But today I saw something interesting out of Houston. The city is going to pay up front an extra $100 million for their contract and the bid winner will assume liability for any cost overruns during the project (assuming it doesn't cause them to go out of business). My question then becomes, how come we don't make all contractors stick to their cost estimates?

While I understand that things change and work orders change, shouldn't the company which came in with the chosen bid be responsible for seeing through with their magic eight balls? Perhaps that is asking too much or asking in some instances for disaster. Cutting corners leads to bad things and I certainly wouldn't want a contractor to go cheap on materials because they were trying to make money. In any event, with all these cost overruns on projects that are making LRT look bad, I don't see why more isn't being done to make the bidders more responsible for their bids.


AT said...

Agencies get what they pay for. When going with a low-bid design-bid-build process, the agency assumes a lot of the risk for the unknowns and design mistakes. To keep cost over-runs down they need to know what they are building on and have very good construction specs and plans.

Adam P said...

I think that in order for the public to accept the LRT in Norfolk they had to come out with a pretty low cost estimate. I agree that the number does seem pretty low, especially with a number of elevated sections and bridges for water crossings

clever-title said...

It's a fundamental question of project management (my particular trade).

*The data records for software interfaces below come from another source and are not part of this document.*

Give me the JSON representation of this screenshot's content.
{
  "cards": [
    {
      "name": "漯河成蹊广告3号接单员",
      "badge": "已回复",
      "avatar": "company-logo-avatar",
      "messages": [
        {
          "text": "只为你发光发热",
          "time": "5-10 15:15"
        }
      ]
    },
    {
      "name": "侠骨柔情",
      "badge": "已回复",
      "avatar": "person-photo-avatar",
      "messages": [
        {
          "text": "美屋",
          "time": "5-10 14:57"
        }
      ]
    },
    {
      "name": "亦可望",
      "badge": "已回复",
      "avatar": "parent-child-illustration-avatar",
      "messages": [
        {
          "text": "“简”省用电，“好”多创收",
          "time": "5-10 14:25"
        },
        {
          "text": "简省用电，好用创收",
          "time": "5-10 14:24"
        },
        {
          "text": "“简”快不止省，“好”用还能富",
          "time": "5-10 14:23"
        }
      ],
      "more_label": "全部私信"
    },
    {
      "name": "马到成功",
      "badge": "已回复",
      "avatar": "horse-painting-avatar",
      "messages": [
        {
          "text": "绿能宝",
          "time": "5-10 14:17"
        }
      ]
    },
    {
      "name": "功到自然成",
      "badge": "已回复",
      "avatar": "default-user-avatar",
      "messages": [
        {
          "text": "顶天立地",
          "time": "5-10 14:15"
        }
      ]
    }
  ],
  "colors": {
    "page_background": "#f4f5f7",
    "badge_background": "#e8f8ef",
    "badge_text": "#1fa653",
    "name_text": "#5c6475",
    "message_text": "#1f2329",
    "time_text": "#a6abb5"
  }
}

If you demand fixed-cost bids from your contractors, they will bid the worst-case scenarios, and the buyer will most likely leave money on the table if the worst case doesn't occur. There's also the issue that contractors have an incentive to cut corners to raise their profit.

Cost-plus bidding, on the other hand, result is lower initial bids, but overruns are likely. Bidders have little incentive to control costs, so you need someone on the outside of those bids to manage them.

What's most important, though, is that there are truly competitive bids on the project (that the various bidders haven't secretly split up the project to guarantee high bids for all) and that someone has an incentive to monitor the work with an incentive to keep costs down (like a bounty on overcharges found by the auditors)